[About this task]
Search the material for "What" and show all lines that contain it.

[[ Working data, beginning ]]

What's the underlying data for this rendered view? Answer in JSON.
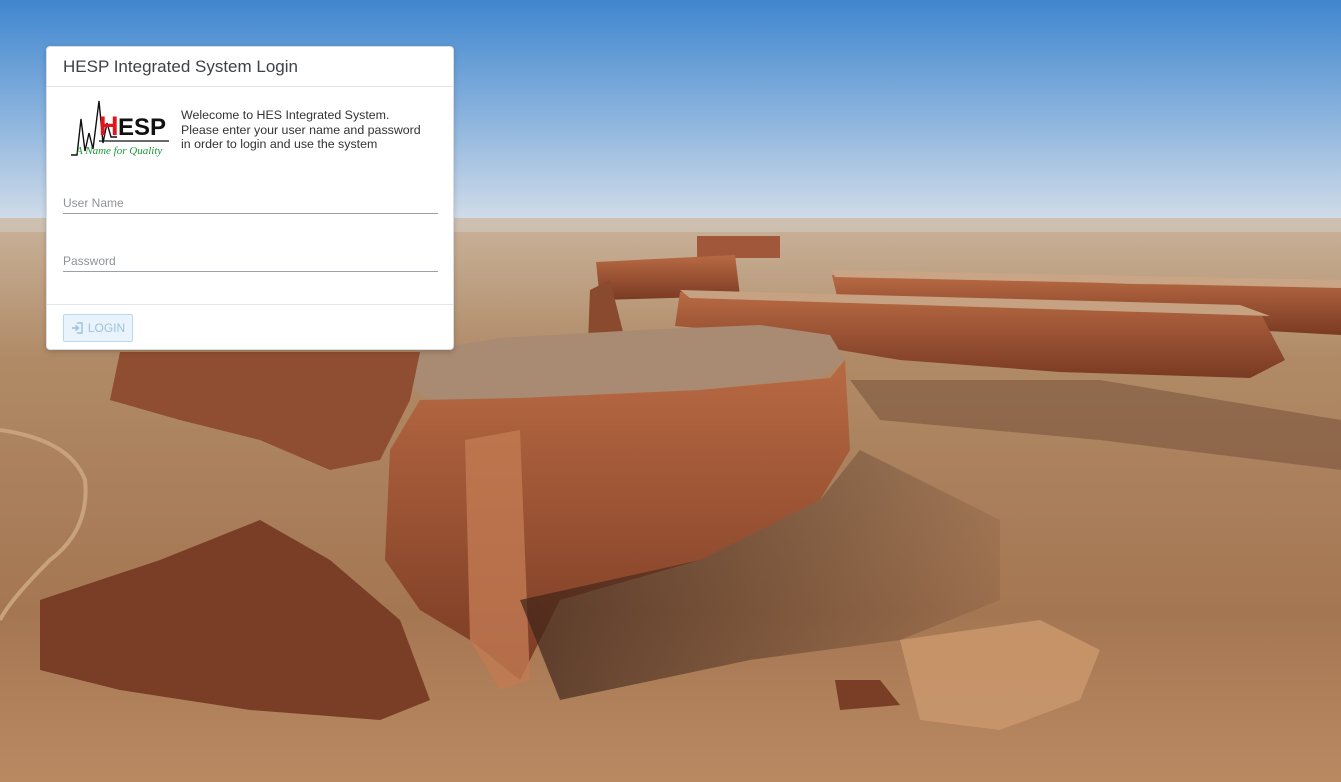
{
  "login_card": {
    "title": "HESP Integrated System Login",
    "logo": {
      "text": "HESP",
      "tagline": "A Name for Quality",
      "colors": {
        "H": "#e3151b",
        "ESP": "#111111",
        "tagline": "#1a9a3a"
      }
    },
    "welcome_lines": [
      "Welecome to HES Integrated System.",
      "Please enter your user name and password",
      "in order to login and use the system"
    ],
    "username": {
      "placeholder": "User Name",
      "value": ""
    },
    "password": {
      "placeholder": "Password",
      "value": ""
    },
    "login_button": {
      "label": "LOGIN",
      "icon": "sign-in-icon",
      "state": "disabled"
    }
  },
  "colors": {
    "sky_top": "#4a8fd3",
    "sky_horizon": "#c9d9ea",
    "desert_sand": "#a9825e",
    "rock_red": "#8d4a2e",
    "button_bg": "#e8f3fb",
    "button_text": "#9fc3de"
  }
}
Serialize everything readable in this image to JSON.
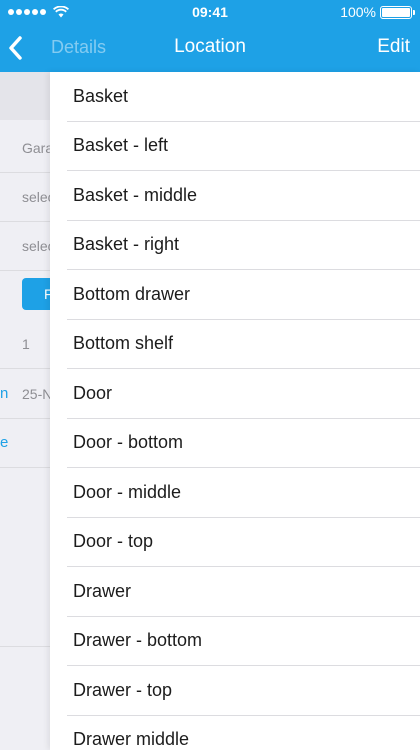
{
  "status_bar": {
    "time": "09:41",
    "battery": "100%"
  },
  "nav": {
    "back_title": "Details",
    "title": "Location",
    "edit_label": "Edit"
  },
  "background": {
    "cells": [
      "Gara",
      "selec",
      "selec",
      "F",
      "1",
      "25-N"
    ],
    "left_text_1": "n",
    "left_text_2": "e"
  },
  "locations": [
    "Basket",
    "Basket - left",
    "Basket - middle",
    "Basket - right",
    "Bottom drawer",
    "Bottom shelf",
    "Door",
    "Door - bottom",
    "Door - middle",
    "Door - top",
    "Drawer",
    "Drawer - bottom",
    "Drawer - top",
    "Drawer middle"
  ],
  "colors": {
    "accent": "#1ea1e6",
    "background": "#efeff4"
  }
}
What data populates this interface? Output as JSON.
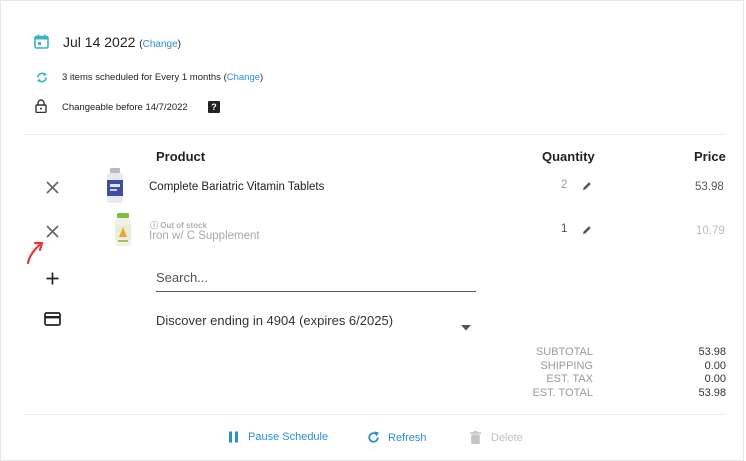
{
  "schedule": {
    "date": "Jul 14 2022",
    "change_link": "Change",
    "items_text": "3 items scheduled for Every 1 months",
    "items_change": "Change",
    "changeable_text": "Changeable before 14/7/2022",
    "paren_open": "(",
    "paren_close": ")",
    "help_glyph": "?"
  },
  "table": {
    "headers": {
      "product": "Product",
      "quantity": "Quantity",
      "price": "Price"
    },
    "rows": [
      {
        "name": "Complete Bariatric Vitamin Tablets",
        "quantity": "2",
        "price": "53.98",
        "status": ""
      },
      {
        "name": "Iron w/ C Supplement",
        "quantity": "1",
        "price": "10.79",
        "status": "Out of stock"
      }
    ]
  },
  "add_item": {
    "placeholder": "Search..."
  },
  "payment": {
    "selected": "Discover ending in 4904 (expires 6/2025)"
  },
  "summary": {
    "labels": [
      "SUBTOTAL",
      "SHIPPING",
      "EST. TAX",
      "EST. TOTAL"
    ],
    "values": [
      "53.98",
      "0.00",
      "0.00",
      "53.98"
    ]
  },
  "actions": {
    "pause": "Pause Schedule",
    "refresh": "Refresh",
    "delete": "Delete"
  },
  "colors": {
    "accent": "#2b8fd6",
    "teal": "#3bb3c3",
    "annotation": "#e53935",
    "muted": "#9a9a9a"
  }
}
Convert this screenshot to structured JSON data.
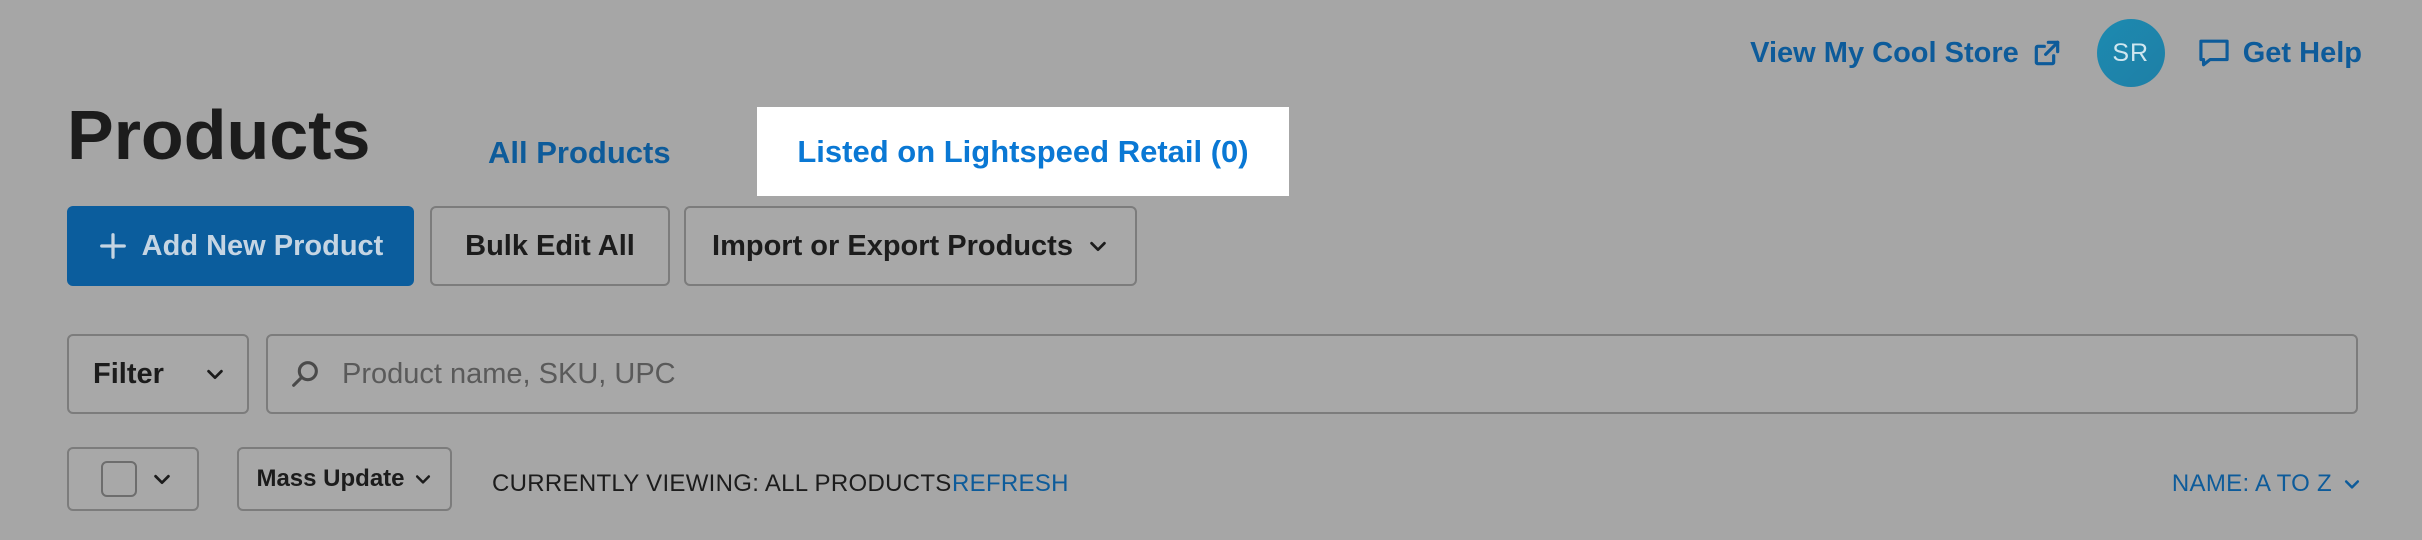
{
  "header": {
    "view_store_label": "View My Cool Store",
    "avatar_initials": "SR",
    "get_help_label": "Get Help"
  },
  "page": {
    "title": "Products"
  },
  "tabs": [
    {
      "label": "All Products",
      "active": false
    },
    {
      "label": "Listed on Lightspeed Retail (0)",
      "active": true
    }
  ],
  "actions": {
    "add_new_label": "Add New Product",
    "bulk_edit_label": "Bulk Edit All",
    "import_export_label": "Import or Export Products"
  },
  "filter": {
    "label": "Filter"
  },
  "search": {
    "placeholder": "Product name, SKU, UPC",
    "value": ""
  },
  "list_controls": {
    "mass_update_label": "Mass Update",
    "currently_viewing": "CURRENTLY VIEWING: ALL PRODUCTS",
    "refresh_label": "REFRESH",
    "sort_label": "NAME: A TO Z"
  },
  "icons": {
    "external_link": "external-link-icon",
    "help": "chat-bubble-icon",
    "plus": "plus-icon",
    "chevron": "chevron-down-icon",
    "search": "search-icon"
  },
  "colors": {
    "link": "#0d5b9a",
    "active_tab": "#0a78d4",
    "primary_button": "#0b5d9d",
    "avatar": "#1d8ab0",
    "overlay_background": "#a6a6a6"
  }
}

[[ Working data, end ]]

[Reply to the exercise]
What's the underlying data for this rendered view? Answer in JSON.
What data populates this interface? Output as JSON.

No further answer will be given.